282 CHAPTER 20
284"PEACE, BE STILL"
284INCIDENTS PRELIMINARY TO THE VOYAGE
284Near the close of the day on which Jesus had taught the multitudes for the first time by
parables, He said to the disciples, "Let us pass over unto the other side."
The destination so
indicated is the east side of the sea of Galilee. While the boat was being made ready, a certain
scribe came to Jesus and said: "Master, I will follow thee whithersoever thou goest." Prior to that
time, few men belonging to the titled or ruling class had offered to openly ally themselves with
Jesus. Had the Master been mindful of policy and desirous of securing official recognition, this
opportunity to attach to Himself as influential a person as a scribe would have received careful
consideration if not immediate acceptance; but He, who could read the minds and know the
hearts of men, chose rather than accepted. He had called men who were to be thenceforth His
own, from their fishing boats and nets, and had numbered one of the ostracized publicans among
the Twelve; but He knew them, every one, and chose accordingly. The gospel was offered freely
to all; but authority to officiate as a minister thereof was not to be had for the asking; for that
sacred labor, one must be called of God.

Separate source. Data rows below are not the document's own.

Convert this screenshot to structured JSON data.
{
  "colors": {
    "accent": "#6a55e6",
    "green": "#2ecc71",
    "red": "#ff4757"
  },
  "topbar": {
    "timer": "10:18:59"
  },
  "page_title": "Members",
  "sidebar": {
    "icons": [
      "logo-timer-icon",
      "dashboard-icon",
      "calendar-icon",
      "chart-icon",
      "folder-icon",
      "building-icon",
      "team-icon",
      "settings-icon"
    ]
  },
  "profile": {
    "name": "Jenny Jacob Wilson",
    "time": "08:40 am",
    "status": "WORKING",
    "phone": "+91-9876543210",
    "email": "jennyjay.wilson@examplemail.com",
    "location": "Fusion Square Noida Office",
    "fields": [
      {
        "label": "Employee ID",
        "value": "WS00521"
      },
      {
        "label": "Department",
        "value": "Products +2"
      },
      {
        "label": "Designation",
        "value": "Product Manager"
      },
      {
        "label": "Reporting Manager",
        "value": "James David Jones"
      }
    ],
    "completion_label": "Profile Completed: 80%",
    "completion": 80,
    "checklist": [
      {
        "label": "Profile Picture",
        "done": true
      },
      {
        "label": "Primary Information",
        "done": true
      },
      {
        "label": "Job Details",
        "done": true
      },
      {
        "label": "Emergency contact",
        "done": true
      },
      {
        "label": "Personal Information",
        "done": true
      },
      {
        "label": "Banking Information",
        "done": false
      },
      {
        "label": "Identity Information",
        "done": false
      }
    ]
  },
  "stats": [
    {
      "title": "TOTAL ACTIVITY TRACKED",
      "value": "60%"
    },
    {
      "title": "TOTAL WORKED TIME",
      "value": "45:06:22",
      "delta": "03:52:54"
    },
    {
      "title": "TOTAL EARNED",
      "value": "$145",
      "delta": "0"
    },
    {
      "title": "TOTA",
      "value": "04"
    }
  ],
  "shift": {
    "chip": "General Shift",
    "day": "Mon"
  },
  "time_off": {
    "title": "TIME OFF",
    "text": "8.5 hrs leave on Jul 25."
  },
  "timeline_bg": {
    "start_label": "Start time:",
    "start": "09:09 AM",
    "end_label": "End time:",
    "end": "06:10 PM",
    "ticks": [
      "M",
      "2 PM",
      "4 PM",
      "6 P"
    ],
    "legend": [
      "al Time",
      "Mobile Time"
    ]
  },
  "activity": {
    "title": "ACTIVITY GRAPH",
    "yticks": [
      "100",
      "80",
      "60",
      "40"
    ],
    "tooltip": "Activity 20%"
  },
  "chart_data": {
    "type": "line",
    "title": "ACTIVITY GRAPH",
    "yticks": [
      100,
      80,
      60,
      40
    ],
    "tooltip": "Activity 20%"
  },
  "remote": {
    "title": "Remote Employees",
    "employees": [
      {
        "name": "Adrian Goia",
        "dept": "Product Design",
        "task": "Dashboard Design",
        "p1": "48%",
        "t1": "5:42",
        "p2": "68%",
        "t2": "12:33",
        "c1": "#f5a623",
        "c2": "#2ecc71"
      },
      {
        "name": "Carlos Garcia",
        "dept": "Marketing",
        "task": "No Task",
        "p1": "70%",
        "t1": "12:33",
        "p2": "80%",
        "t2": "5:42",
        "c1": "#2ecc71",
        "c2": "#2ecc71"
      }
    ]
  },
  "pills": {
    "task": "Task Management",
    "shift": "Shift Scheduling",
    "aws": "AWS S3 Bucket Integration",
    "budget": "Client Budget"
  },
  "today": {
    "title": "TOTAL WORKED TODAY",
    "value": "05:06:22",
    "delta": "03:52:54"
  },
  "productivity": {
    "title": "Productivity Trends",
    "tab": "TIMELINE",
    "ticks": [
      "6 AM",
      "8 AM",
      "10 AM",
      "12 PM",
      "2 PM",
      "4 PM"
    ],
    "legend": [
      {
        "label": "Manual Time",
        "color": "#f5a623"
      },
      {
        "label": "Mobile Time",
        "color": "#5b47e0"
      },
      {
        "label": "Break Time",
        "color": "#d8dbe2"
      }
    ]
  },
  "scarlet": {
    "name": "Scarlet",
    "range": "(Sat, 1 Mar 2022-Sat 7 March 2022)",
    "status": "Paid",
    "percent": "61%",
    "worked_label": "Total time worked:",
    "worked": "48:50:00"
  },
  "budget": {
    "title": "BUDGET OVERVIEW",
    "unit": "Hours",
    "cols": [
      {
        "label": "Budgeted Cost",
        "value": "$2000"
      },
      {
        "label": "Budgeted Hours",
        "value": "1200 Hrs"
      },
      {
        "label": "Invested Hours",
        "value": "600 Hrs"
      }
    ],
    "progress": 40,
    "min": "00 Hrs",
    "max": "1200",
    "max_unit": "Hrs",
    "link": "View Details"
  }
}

284In this instance, Christ knew the character of the man, and, without wounding his feelings by
curt rejection, pointed out the sacrifice required of one who would follow whithersoever the Lord
went, saying: "The foxes have holes, and the birds of the air have nests; but the Son of man hath
not where to lay his head." As Jesus had no fixed place of abode, but went wherever His duty
called Him, so was it necessary that they who represented Him, men ordained or set apart to His
service, be ready to deny themselves the enjoyment of their homes and the comfort of family
associations, if the duties of their calling so demanded. We do not read that the aspiring scribe
pressed his offer.
284Another man indicated his willingness to follow the Lord, but asked first for time to go and
bury his father; to him Jesus said: "Follow me; and let the dead bury their dead." Some readers
have felt that this injunction was harsh, though such an inference is scarcely justified. While it
would be manifestly unfilial for a son to absent himself from his father's funeral under ordinary
conditions, nevertheless, if that son had been set apart to service of importance transcending all
personal or family obligations, his ministerial duty would of right take precedence. Moreover,
the requirement expressed by Jesus was no greater than that made of every priest during his term
of active service, nor was it more afflicting than the obligation of the Nazarite vow,
which many voluntarily placed themselves. The duties of ministry in the kingdom pertained to
spiritual life; one dedicated thereto might well allow those who were negligent of spiritual
things, and figuratively speaking, spiritually dead, to bury their dead.
284A third instance is presented; a man who wanted to be a disciple of the Lord asked that,